Every once in a while, I read something that just grabs me by the throat. If I’m lucky, it stimulates my thinking, makes me laugh, and prompts me to actually do something.
I recently had such an experience when my boss forwarded a reprint of an article by Maurice Line, whom I am now ashamed to admit I had never heard of. He worked for the British Library and was a consultant before he retired in 2005. “Librarianship as it is practiced: a failure of intellect, imagination and initiative” was reprinted in Interlending & Document Supply (33/2, 2005, pp. 109-113).
He paints a somewhat sorry state for libraries in terms that we can probably all relate to.
“Trying to hold on to unused publications that libraries no longer have room to house, having theological arguments about the contents of catalogue records, and indulging in the numerous other irrelevant, inappropriate or trivial activities of which librarians are so fond, with their unerring eye for the inessential.”
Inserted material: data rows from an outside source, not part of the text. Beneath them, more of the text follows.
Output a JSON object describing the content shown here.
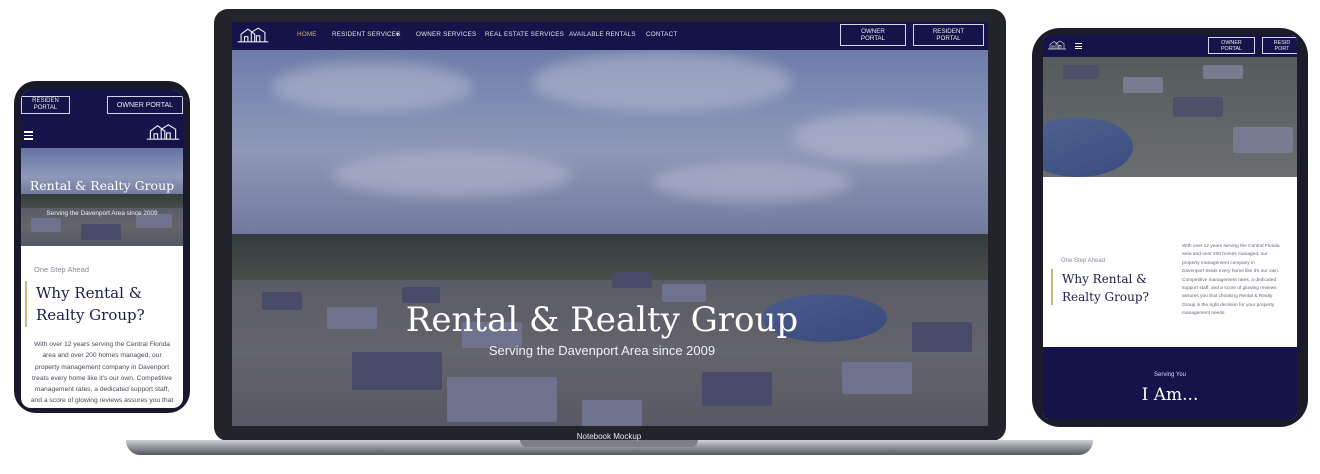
{
  "brand": {
    "title": "Rental & Realty Group",
    "tagline": "Serving the Davenport Area since 2009",
    "accent_navy": "#14144a",
    "gold": "#c9b877"
  },
  "nav": {
    "home": "HOME",
    "resident_services": "RESIDENT SERVICES",
    "owner_services": "OWNER SERVICES",
    "real_estate_services": "REAL ESTATE SERVICES",
    "available_rentals": "AVAILABLE RENTALS",
    "contact": "CONTACT",
    "dropdown_glyph": "▼"
  },
  "portals": {
    "owner_l1": "OWNER",
    "owner_l2": "PORTAL",
    "resident_l1": "RESIDENT",
    "resident_l2": "PORTAL",
    "owner_one_line": "OWNER PORTAL",
    "resident_cut_l1": "RESIDEN",
    "resident_cut_tablet_l1": "RESID",
    "resident_cut_tablet_l2": "PORT"
  },
  "mockup_label": "Notebook Mockup",
  "about": {
    "kicker": "One Step Ahead",
    "heading_l1": "Why Rental &",
    "heading_l2": "Realty Group?",
    "phone_body": [
      "With over 12 years serving the Central Florida",
      "area and over 200 homes managed, our",
      "property management company in Davenport",
      "treats every home like it's our own. Competitive",
      "management rates, a dedicated support staff,",
      "and a score of glowing reviews assures you that"
    ],
    "tablet_body": [
      "With over 12 years serving the Central Florida",
      "area and over 200 homes managed, our",
      "property management company in",
      "Davenport treats every home like it's our own.",
      "Competitive management rates, a dedicated",
      "support staff, and a score of glowing reviews",
      "assures you that choosing Rental & Realty",
      "Group is the right decision for your property",
      "management needs."
    ]
  },
  "serving": {
    "kicker": "Serving You",
    "heading": "I Am..."
  },
  "icons": {
    "menu": "hamburger-menu-icon",
    "logo": "house-logo-icon"
  }
}
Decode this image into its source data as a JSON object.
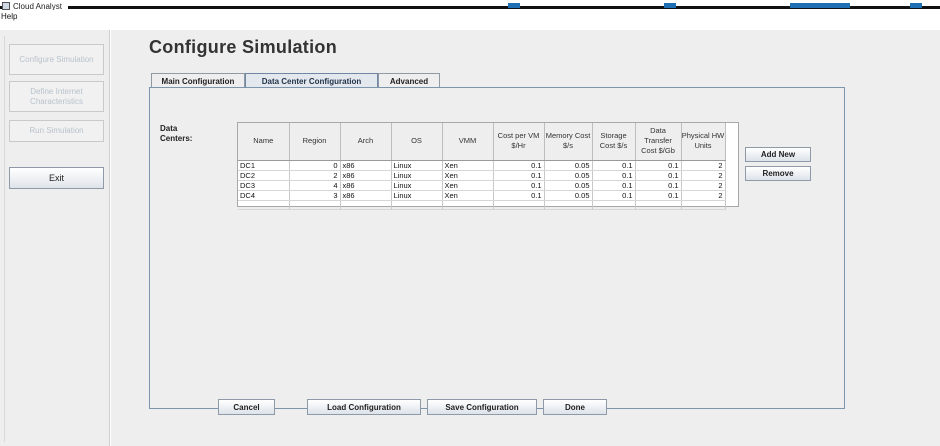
{
  "window": {
    "title": "Cloud Analyst",
    "menu": [
      "Help"
    ]
  },
  "colors": {
    "accent_blue": "#1f6fb5",
    "panel_bg": "#eeeeee",
    "tab_border": "#7d94ad"
  },
  "sidebar": {
    "items": [
      {
        "label": "Configure Simulation",
        "enabled": false
      },
      {
        "label": "Define Internet Characteristics",
        "enabled": false
      },
      {
        "label": "Run Simulation",
        "enabled": false
      }
    ],
    "exit_label": "Exit"
  },
  "main": {
    "title": "Configure Simulation",
    "tabs": [
      {
        "label": "Main Configuration",
        "selected": false
      },
      {
        "label": "Data Center Configuration",
        "selected": true
      },
      {
        "label": "Advanced",
        "selected": false
      }
    ],
    "data_centers_label": "Data Centers:",
    "table": {
      "headers": [
        "Name",
        "Region",
        "Arch",
        "OS",
        "VMM",
        "Cost per VM $/Hr",
        "Memory Cost $/s",
        "Storage Cost $/s",
        "Data Transfer Cost $/Gb",
        "Physical HW Units"
      ],
      "rows": [
        [
          "DC1",
          "0",
          "x86",
          "Linux",
          "Xen",
          "0.1",
          "0.05",
          "0.1",
          "0.1",
          "2"
        ],
        [
          "DC2",
          "2",
          "x86",
          "Linux",
          "Xen",
          "0.1",
          "0.05",
          "0.1",
          "0.1",
          "2"
        ],
        [
          "DC3",
          "4",
          "x86",
          "Linux",
          "Xen",
          "0.1",
          "0.05",
          "0.1",
          "0.1",
          "2"
        ],
        [
          "DC4",
          "3",
          "x86",
          "Linux",
          "Xen",
          "0.1",
          "0.05",
          "0.1",
          "0.1",
          "2"
        ]
      ]
    },
    "add_new_label": "Add New",
    "remove_label": "Remove",
    "buttons": {
      "cancel": "Cancel",
      "load": "Load Configuration",
      "save": "Save Configuration",
      "done": "Done"
    }
  }
}
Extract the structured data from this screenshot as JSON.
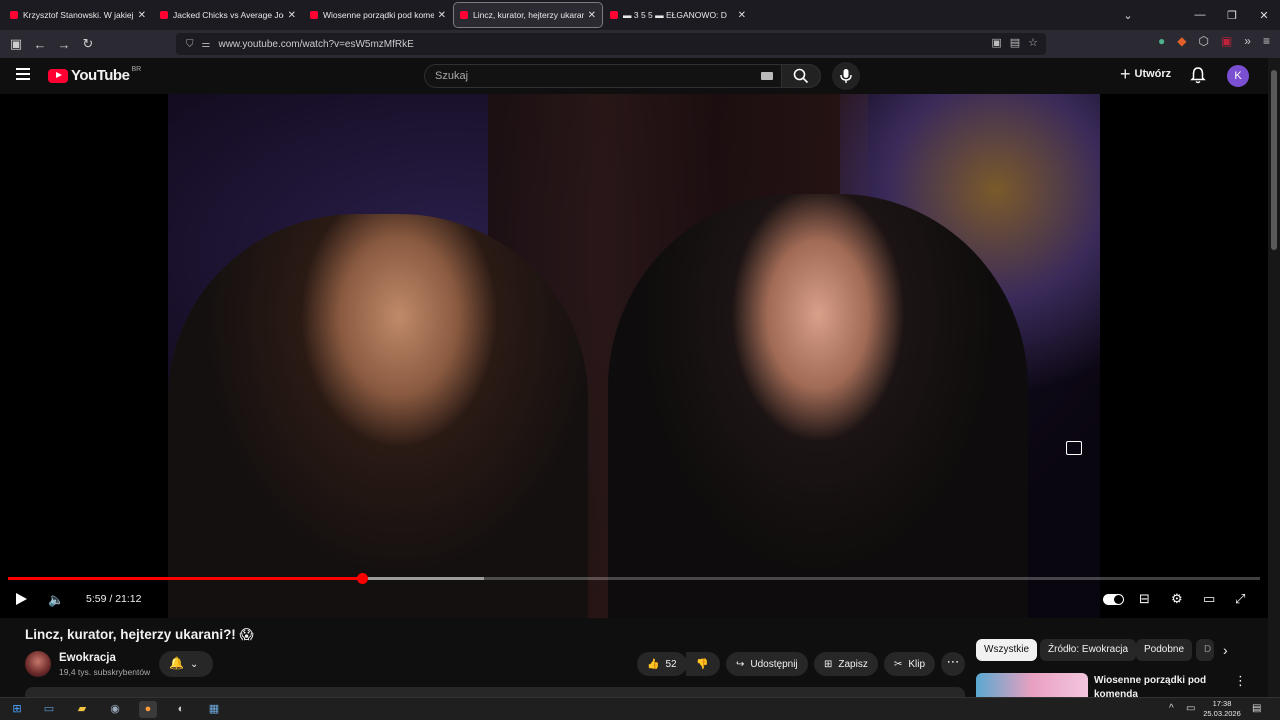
{
  "browser": {
    "tabs": [
      {
        "title": "Krzysztof Stanowski. W jakiej sp"
      },
      {
        "title": "Jacked Chicks vs Average Joes |"
      },
      {
        "title": "Wiosenne porządki pod komen"
      },
      {
        "title": "Lincz, kurator, hejterzy ukarani?"
      },
      {
        "title": "▬ 3 5 5 ▬ EŁGANOWO: D"
      }
    ],
    "url": "www.youtube.com/watch?v=esW5mzMfRkE"
  },
  "youtube": {
    "logo_text": "YouTube",
    "country_code": "BR",
    "search_placeholder": "Szukaj",
    "create_label": "Utwórz",
    "avatar_letter": "K"
  },
  "player": {
    "current_time": "5:59",
    "duration": "21:12",
    "time_display": "5:59 / 21:12",
    "played_fraction": 0.283,
    "buffered_fraction": 0.38
  },
  "video": {
    "title": "Lincz, kurator, hejterzy ukarani?! 😱",
    "channel_name": "Ewokracja",
    "subscribers": "19,4 tys. subskrybentów",
    "likes": "52",
    "share_label": "Udostępnij",
    "save_label": "Zapisz",
    "clip_label": "Klip"
  },
  "sidebar": {
    "chips": [
      "Wszystkie",
      "Źródło: Ewokracja",
      "Podobne",
      "D"
    ],
    "recommended": [
      {
        "title": "Wiosenne porządki pod komenda"
      }
    ]
  },
  "taskbar": {
    "time": "17:38",
    "date": "25.03.2026"
  },
  "colors": {
    "accent": "#ff0033",
    "progress": "#ff0000",
    "background": "#0f0f0f"
  }
}
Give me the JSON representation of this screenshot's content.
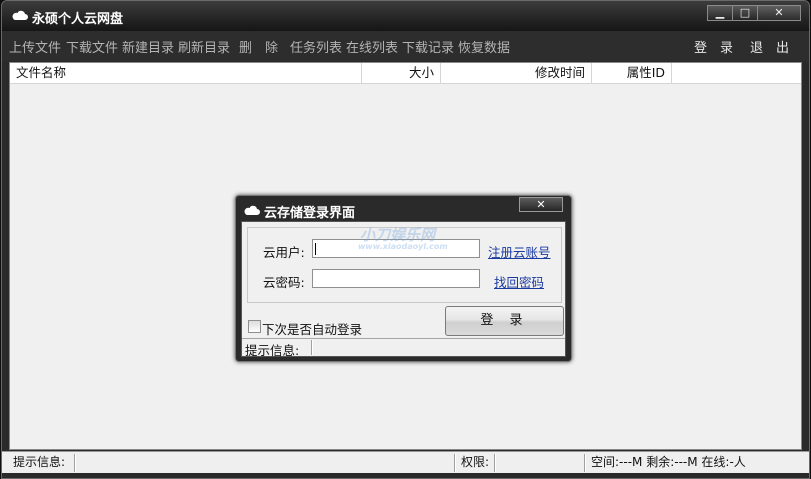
{
  "window": {
    "title": "永硕个人云网盘",
    "controls": {
      "minimize": "▁",
      "maximize": "□",
      "close": "✕"
    },
    "icon": "cloud-icon"
  },
  "toolbar": {
    "items": [
      "上传文件",
      "下载文件",
      "新建目录",
      "刷新目录",
      "删　除",
      "任务列表",
      "在线列表",
      "下载记录",
      "恢复数据"
    ],
    "login": "登　录",
    "logout": "退　出"
  },
  "file_list": {
    "columns": [
      "文件名称",
      "大小",
      "修改时间",
      "属性ID"
    ]
  },
  "statusbar": {
    "hint": "提示信息:",
    "permission": "权限:",
    "space": "空间:---M 剩余:---M 在线:-人"
  },
  "dialog": {
    "title": "云存储登录界面",
    "close": "✕",
    "user_label": "云用户:",
    "user_value": "",
    "password_label": "云密码:",
    "password_value": "",
    "register_link": "注册云账号",
    "recover_link": "找回密码",
    "auto_login_label": "下次是否自动登录",
    "auto_login_checked": false,
    "login_button": "登 录",
    "hint_label": "提示信息:",
    "watermark_main": "小刀娱乐网",
    "watermark_sub": "www.xiaodaoyl.com"
  },
  "colors": {
    "frame": "#2a2a2a",
    "client": "#f0f0f0",
    "toolbar_text": "#b4b4b4",
    "link": "#1a3aa0"
  }
}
OK. So nothing real surprising there, but I was saving the punchline. This reprinted article is from an address that Line gave in 1983. Since I got it, I’ve read the article at least three times. I am moderately fixated.
I’ve been to two speaking sessions since I read it, and it has become the lens with which I have viewed all discussion—in both positive and negative ways. Negative, because it raises my blood pressure when someone says we are at some sort of turning point. Line seems like a prescient scholar, but very few can telegraph a problem 25 years ahead of time. It makes me want to scream: “The sky isn’t falling, people, it has already fallen.”
“It is criminal to stand by rigid cataloguing codes (even if they were soundly based) if this means the existence and even growth of a backlog of books awaiting processing. If such a stand is made for long enough, it may well prove to be ‘Cutter’s last stand’.”—Maurice Line
On the other hand, Line’s poignant criticism gives me hope because I think we are the midst of a library era of imagination and initiative led by a cadre of intelligent librarians and technologists. To end with Line’s own words, “We have nothing to lose but our mental laziness, our spiritual dullness, our introspection and our inhibitions.”
[This post originally appeared as part of American Libraries’ Hectic Pace Blog and is archived here.]